John: But when we promote project based learning in our work, aren't we saying that kids should have "real-world" experiences instead of traditional school assignments? How does that square with sitting in front of a screen?
David: I would argue that the 20th century description of the "real world" is very much dated. The real world of today includes augmented reality and the fact that we each have the processing power of yesteryear's supercomputer on our hip. I watch my boys play when they are on X-Box Live. They don't like to play unless they are collaborating in teams with their friends and relatives, unless they can talk with their friends through the headsets that plug into their controllers, or unless they can create elements of their gaming experience (the Forge feature in Halo 3 or MineQuest come to mind). Sounds pretty much like "real-world" 21st century skills to me.
John: Well, let's go hear this guy and I'll keep an open mind . . .
Here's a conversation we had after hearing James Gee's talk:
John: Ok, so should I start with Portal, SWAT 4, or what about Chibi-Robo? I don't think I'm ready for World of Warcraft yet. Kidding! I still have too many books on my list. But seriously, I might try a few games with my son. Or at least I won't worry quite so much that he's not getting anything from gaming besides the thrill of being a first-person shooter.
David: The games and entertainment you enjoy in the analog world are a good indicator of what you will enjoy in the virtual world. My wife loves Sodoku, which she played on paper every night before we went to sleep. She now plays it on her iPad. I love crossword puzzles and strategy games (Risk and Stratego, for example) and those are the same genre of games I have on my iPad and iPhone. My wife loves cooking (as do I and my sons) and all three of us play Cooking Mama on a variety of platforms.
John: What surprised me, and I think many of the people who attended, was that James' message was not "video games can be used to teach science, history, math, etc." but "education should be more like a well-designed video game." I can see how the learning principles that good games incorporate have parallels with PBL Here's a big one: James talked about how no gamer ever reads the manual before playing the game; it's boring and doesn't make sense until you've played, then you might use it just as a reference. Sort of like reading a textbook; we have to put students "in the game" so they will comprehend and care about what they're learning. The game = the project.

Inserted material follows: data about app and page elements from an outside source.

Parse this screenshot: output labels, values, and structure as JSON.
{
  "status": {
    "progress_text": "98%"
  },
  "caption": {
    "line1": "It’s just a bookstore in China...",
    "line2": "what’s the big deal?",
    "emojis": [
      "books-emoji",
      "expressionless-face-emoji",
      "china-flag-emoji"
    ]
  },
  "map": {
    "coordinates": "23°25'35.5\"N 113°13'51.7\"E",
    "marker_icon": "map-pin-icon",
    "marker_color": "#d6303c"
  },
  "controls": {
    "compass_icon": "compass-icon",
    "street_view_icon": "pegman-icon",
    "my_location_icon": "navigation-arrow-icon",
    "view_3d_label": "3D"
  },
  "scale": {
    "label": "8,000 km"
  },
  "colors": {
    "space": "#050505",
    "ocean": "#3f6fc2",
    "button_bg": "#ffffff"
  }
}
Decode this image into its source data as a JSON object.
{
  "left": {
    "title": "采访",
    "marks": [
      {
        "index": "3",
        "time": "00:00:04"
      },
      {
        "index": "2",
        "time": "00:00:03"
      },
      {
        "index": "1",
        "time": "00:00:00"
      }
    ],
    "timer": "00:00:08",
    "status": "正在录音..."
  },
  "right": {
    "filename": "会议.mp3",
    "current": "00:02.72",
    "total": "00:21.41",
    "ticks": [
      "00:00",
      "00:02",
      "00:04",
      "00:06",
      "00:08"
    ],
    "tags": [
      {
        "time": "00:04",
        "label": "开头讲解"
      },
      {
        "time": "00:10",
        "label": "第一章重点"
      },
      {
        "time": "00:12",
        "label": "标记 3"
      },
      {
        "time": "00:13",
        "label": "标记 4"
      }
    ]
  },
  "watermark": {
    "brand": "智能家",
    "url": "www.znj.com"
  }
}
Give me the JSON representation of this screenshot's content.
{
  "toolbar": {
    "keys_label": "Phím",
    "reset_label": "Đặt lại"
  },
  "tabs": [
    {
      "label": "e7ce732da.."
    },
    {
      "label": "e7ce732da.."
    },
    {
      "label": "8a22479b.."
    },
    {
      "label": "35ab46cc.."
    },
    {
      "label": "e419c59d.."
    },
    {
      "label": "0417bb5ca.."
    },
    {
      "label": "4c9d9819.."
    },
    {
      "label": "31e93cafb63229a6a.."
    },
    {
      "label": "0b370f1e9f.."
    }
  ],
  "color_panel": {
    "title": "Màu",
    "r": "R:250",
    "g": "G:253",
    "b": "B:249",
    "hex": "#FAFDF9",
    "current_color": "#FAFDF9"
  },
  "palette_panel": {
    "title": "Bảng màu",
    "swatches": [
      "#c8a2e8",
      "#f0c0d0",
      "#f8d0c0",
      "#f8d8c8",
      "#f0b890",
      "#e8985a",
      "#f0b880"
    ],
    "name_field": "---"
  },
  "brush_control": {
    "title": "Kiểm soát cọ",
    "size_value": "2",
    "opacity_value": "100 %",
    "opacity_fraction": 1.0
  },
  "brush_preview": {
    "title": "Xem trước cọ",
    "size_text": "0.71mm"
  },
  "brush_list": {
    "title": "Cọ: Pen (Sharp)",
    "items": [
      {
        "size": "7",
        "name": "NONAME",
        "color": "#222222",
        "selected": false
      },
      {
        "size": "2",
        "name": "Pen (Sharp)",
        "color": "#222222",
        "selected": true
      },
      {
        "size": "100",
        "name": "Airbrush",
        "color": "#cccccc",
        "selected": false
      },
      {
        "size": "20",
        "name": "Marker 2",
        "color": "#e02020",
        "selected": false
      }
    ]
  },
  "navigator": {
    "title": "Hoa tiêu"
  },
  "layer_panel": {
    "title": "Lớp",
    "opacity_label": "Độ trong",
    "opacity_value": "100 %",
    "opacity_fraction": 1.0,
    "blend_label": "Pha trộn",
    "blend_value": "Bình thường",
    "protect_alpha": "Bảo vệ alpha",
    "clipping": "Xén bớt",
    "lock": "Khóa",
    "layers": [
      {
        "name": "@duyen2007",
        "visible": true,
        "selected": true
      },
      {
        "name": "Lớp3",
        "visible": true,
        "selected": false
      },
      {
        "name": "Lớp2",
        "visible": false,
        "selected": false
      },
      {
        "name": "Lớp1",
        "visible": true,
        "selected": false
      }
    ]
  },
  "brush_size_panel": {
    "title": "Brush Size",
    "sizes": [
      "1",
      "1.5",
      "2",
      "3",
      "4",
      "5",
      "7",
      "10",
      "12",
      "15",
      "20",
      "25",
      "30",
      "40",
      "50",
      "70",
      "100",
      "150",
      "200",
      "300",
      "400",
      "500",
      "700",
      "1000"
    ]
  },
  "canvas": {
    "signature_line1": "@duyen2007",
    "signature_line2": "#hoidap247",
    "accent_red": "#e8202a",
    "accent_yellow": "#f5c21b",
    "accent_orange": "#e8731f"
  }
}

David: As usual, I agree with James. Based on my sons, though, I want to focus on the Need to Know, one of the eight Essential Elements of PBL that define our model at BIE. My boys are 12 and 10 and have played together in the analog and virtual world inseparably since birth. As the boys moved into more complex games on a variety of platforms my oldest son began a long winning streak against his brother. The timing of this was crucial - it occurred when my oldest son learned to read. Timothy was able to read the onscreen prompts, dialogue boxes and tips. Christian knew why he was losing: He couldn't read. His solution was simple. We embarked on a crash course in reading a year before he entered kindergarten. My son had a Need to Know, and he needed to know how to read.
John: I liked how he talked about the importance of identity in gaming, another learning principle that applies to PBL. In a good project students commit to an authentic task, in the identity of scientist, or engineer, web designer, writer, or whatever. Some of the other principles that I also see in PBL are risk taking, interaction, customization, sense of agency/ownership, just-in-time/on-demand information, situated meaning, systems thinking, and cross-functional teams. Let's just say I'll never think of video games the same way again!